The offsite concluded in a day (half a day, actually) dedicated to discussing the new structure and practices. This was a day that I planned and executed and thus, was very important to me.
While preparing to this day I had a hard time deciding how to present the concerns we (Tomer, Nick and me) raised and the solutions we discussed. I thought that if i'll point out the concerns and will ask the team to add to it, it might create an uncomfortable situation where we have a long list of concerns that we *have* to find a solution for. This might be stressful.
The other option was to present the solutions and ask the team to discuss them but I was afraid that this kind of discussion won't actually draw people to share their thoughts and opinions.

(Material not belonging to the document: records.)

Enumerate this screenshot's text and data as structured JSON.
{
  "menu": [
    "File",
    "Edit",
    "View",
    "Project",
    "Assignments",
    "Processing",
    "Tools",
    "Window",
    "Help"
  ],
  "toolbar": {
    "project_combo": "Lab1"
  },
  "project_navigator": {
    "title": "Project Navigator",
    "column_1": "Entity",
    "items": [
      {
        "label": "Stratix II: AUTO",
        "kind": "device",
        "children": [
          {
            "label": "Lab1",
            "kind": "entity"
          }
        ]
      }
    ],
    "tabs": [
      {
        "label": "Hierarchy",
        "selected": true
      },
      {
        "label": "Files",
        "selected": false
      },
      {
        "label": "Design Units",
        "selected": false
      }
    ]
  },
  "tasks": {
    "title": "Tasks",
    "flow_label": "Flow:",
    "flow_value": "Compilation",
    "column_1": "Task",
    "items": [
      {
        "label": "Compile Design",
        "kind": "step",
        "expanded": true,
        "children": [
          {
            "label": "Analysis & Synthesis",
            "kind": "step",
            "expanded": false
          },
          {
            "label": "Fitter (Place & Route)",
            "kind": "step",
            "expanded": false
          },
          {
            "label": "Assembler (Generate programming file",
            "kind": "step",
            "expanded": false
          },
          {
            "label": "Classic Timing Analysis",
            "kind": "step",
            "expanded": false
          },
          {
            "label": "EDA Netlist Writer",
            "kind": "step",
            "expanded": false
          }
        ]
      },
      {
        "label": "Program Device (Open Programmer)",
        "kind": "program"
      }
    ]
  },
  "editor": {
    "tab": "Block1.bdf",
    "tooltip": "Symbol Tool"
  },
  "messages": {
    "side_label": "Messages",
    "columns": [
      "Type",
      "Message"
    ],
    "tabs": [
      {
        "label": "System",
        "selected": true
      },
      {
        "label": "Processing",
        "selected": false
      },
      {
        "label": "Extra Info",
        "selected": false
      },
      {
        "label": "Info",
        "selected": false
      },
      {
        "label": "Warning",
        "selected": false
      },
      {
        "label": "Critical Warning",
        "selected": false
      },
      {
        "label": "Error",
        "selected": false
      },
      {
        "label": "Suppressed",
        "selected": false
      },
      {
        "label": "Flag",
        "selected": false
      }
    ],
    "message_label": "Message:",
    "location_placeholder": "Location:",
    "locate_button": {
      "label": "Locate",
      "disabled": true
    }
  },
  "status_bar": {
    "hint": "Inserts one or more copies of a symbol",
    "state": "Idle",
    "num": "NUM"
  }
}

After some consultations, I decided to go half way - Explain the situation and some assumptions derived from it:
We want to create 2 teams
Each team can handle any feature, regardless of project affiliation
Each team will posses all the relevant knowledge to handle any feature
Now let's discuss.
The discussion was good and vibrant. IMO, we spent too much time on big, philosophical issues, such as: "How to decide which technology stack to use in new projects?". It's important, but it's not day to day. Only in the very last part of the session were these question raised.
During the discussion it was clear that the team felt lacking a decision maker. I stated that I don't feel comfortable making pure tech decisions as I'm not the one that would need to face this decision on a daily basis.
This premise was rejected by more than a few people and we decided that each feature should have one person that will make the decisions. For me it means that I'd need to dive into architecture decisions more often and get to the bottom of things in order to help the team decide.
Bottom line was that I said I'd send a suggestions of the process and practices and we can discuss it. I intend to send the list Tomer, Nick and I worked on, with some adjustments, so all in all - I can say it was a good session.
To summarize the whole week, there's no doubt that the Code Retreat and the outdoors activities were, as expected, the highlight of the week.
The product and the process sessions were very valuable as well, and that concluded a very successful week.
Code Retreat as stress free coding activity
Technical review sessions
More opportunities to bond
Let the visitors arrange some of the activities